Biologists have a rich array of quantitative tools for analyzing the genetics and evolution of traits, especially when the traits can be described by one or a few measurements. But describing some traits, such as gene expression profiles or life history patterns, is far more complex, often defined as a mathematical function of some other variable, such as body size as a function of age.
A group of statisticians, mathematicians and biologists have formed a Working Group at the National Institute for Mathematical and Biological Synthesis to address the questions arising from the problem of analyzing complex evolutionary traits. The Darwinian Morpometrics: Cross-Topology Registration of Shape Working Group held its first meeting, Jan. 10-12, at NIMBioS on the University of Tennessee, Knoxville campus. Working Group co-organizers are Patrick A. Carter, associate professor of biology at Washington State University; Richard Gomulkiewicz, professor of biology and mathematics at Washington State University; David Houle, professor of biology at Florida State University; and J. Stephen Marron, professor of statistics at University of North Carolina, Chapel Hill.
One fundamental challenge to understanding the evolution of function-valued traits is properly registering, or aligning, them while accounting for variation among individuals or taxa. This challenge is especially acute when considering morphological shapes, such as changes in form of fly wings. In Drosophila wings, for example, the shape the wing develops from a single sheet of cells on which self-perpetuating patterns of gene expression draw at least three separate types of functions. Each of the different functions occurs at a different time in development. To fully understand the evolution of the wings, it is necessary to understand what combination of these processes leads to differences in form.

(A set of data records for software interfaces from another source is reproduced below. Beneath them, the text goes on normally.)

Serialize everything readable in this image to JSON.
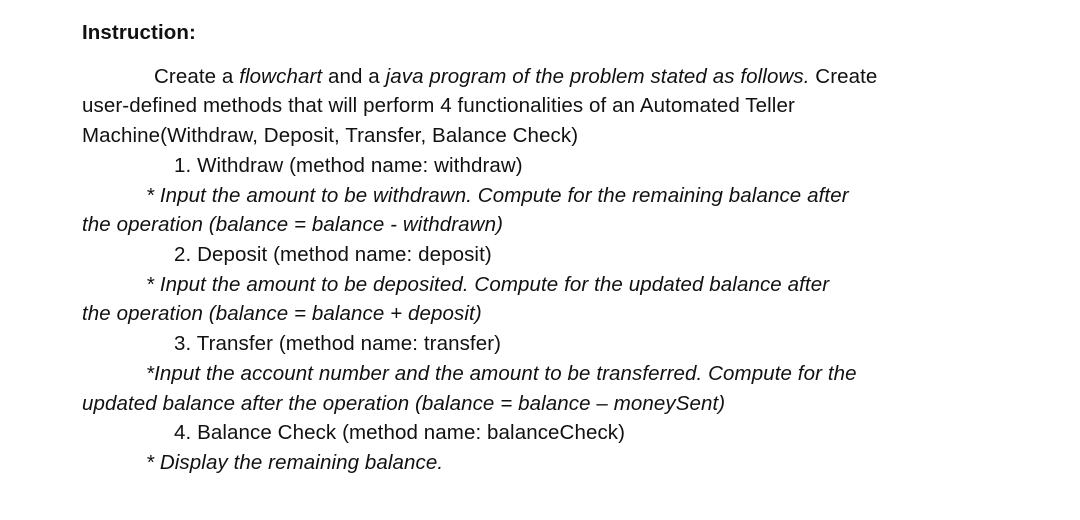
{
  "heading": "Instruction:",
  "intro_line1_a": "Create a ",
  "intro_line1_b": "flowchart",
  "intro_line1_c": " and a ",
  "intro_line1_d": "java program of the problem stated as follows.",
  "intro_line1_e": " Create",
  "intro_line2": "user-defined methods that will perform 4 functionalities of an Automated Teller",
  "intro_line3": "Machine(Withdraw, Deposit, Transfer, Balance Check)",
  "item1_title": "1. Withdraw (method name: withdraw)",
  "item1_note_a": "* Input the amount to be withdrawn. Compute for the remaining balance after",
  "item1_note_b": "the operation (balance = balance - withdrawn)",
  "item2_title": "2. Deposit (method name: deposit)",
  "item2_note_a": "* Input the amount to be deposited. Compute for the updated balance after",
  "item2_note_b": "the operation (balance = balance + deposit)",
  "item3_title": "3. Transfer (method name: transfer)",
  "item3_note_a": "*Input the account number and the amount to be transferred. Compute for the",
  "item3_note_b": "updated balance after the operation (balance = balance – moneySent)",
  "item4_title": "4. Balance Check (method name: balanceCheck)",
  "item4_note": "* Display the remaining balance."
}
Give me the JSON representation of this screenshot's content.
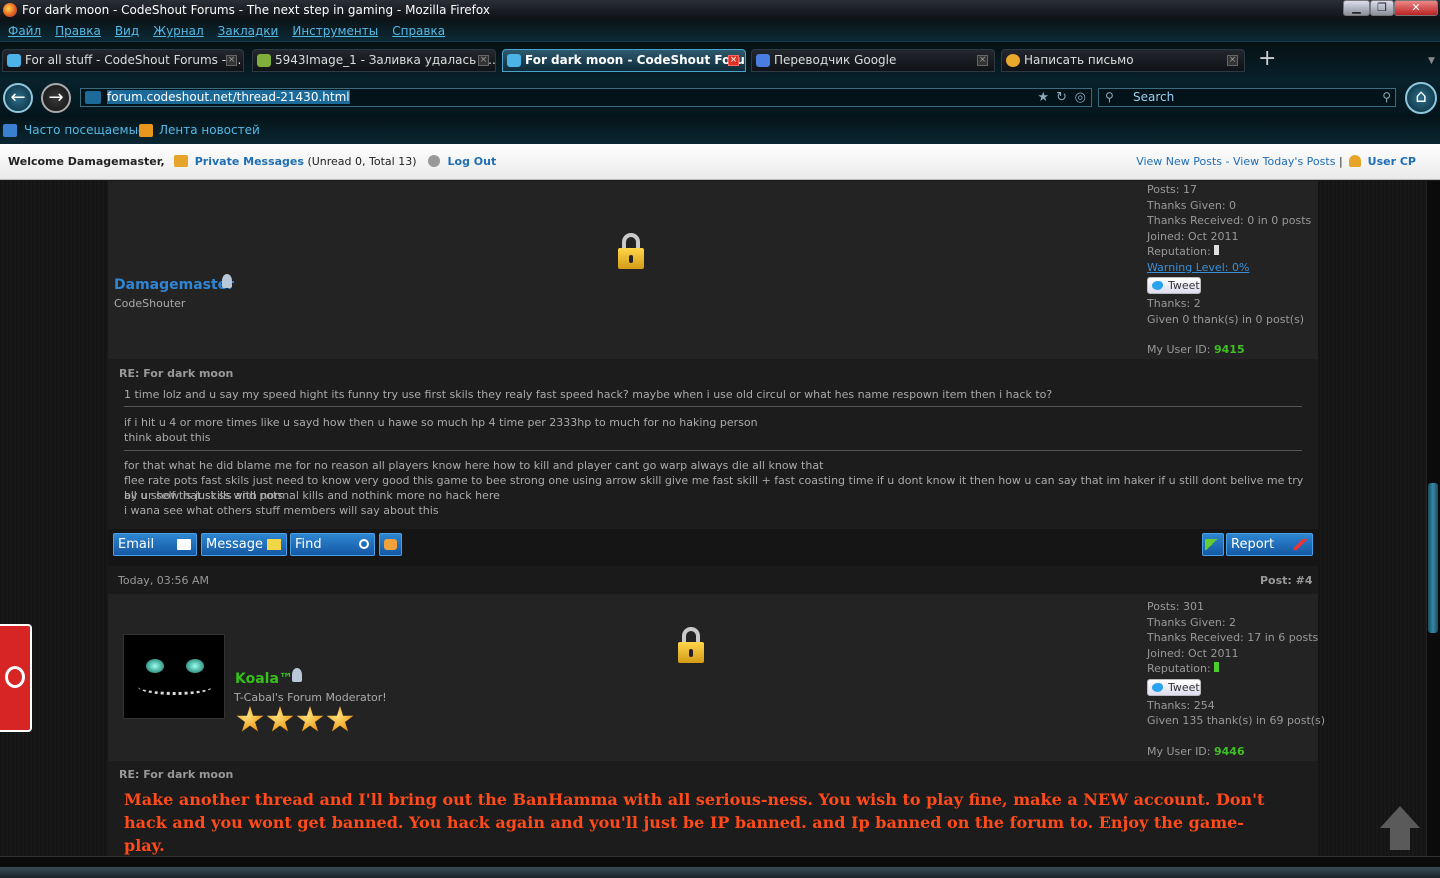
{
  "window": {
    "title": "For dark moon - CodeShout Forums - The next step in gaming - Mozilla Firefox",
    "min": "▁",
    "max": "❐",
    "close": "✕"
  },
  "menu": [
    "Файл",
    "Правка",
    "Вид",
    "Журнал",
    "Закладки",
    "Инструменты",
    "Справка"
  ],
  "tabs": [
    {
      "label": "For all stuff - CodeShout Forums - ..."
    },
    {
      "label": "5943Image_1 - Заливка удалась -..."
    },
    {
      "label": "For dark moon - CodeShout Foru..."
    },
    {
      "label": "Переводчик Google"
    },
    {
      "label": "Написать письмо"
    }
  ],
  "newtab": "+",
  "nav": {
    "back": "←",
    "forward": "→",
    "url": "forum.codeshout.net/thread-21430.html",
    "search_placeholder": "Search",
    "home": "⌂"
  },
  "bookmarks": [
    "Часто посещаемые",
    "Лента новостей"
  ],
  "welcome": {
    "greeting": "Welcome Damagemaster,",
    "pm_link": "Private Messages",
    "pm_count": "(Unread 0, Total 13)",
    "logout": "Log Out",
    "view_new": "View New Posts",
    "dash": "-",
    "view_today": "View Today's Posts",
    "pipe": "|",
    "user_cp": "User CP"
  },
  "post3": {
    "author": "Damagemaster",
    "author_title": "CodeShouter",
    "stats": {
      "posts": "Posts: 17",
      "thanks_given": "Thanks Given: 0",
      "thanks_received": "Thanks Received: 0 in 0 posts",
      "joined": "Joined: Oct 2011",
      "reputation": "Reputation:",
      "warning": "Warning Level: 0%",
      "tweet": "Tweet",
      "thanks": "Thanks: 2",
      "given": "Given 0 thank(s) in 0 post(s)",
      "user_id_label": "My User ID:",
      "user_id": "9415"
    },
    "subject": "RE: For dark moon",
    "line1": "1 time lolz and u say my speed hight its funny try use first skils they realy fast speed hack? maybe when i use old circul or what hes name respown item then i hack to?",
    "line2": "if i hit u 4 or more times like u sayd how then u hawe so much hp 4 time per 2333hp to much for no haking person",
    "line3": "think about this",
    "line4": "for that what he did blame me for no reason all players know here how to kill and player cant go warp always die all know that",
    "line5": "flee rate pots fast skils just need to know very good this game to bee strong one using arrow skill give me fast skill + fast coasting time if u dont know it then how u can say that im haker if u still dont belive me try by ur self that skills and pots",
    "line6": "all u show is just ss with normal kills and nothink more no hack here",
    "line7": "i wana see what others stuff members will say about this",
    "buttons": {
      "email": "Email",
      "message": "Message",
      "find": "Find",
      "report": "Report"
    }
  },
  "post4": {
    "date": "Today, 03:56 AM",
    "postnum": "Post: #4",
    "author": "Koala™",
    "author_title": "T-Cabal's Forum Moderator!",
    "stars": 4,
    "stats": {
      "posts": "Posts: 301",
      "thanks_given": "Thanks Given: 2",
      "thanks_received": "Thanks Received: 17 in 6 posts",
      "joined": "Joined: Oct 2011",
      "reputation": "Reputation:",
      "tweet": "Tweet",
      "thanks": "Thanks: 254",
      "given": "Given 135 thank(s) in 69 post(s)",
      "user_id_label": "My User ID:",
      "user_id": "9446"
    },
    "subject": "RE: For dark moon",
    "body": "Make another thread and I'll bring out the BanHamma with all serious-ness. You wish to play fine, make a NEW account. Don't hack and you wont get banned. You hack again and you'll just be IP banned. and Ip banned on the forum to. Enjoy the game-play."
  },
  "colors": {
    "link": "#1e6eb5",
    "koala": "#36c01c",
    "userid": "#3fbf22",
    "warning": "#3a8fd8",
    "mod_text": "#ff4a1a"
  }
}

The group's goal is to develop a deeper understanding of the actual biological processes that underlie differences in form. Over the course of several years, the group plans to synthesize the development of appropriate hypotheses with new methods of registration to produce logical and systematic methods of analysis.
NIMBioS Working Groups are comprised of 10-15 invited participants and focus on specific questions related to mathematical biology. Each group typically meets two to three times over the course of two years at the Institute.
The National Institute for Mathematical and Biological Synthesis (NIMBioS) brings together researchers from around the world to collaborate across disciplinary boundaries to investigate solutions to basic and applied problems in the life sciences. NIMBioS is funded by the National Science Foundation in collaboration with the U.S. Department of Homeland Security and the U.S. Department of Agriculture, with additional support from The University of Tennessee, Knoxville.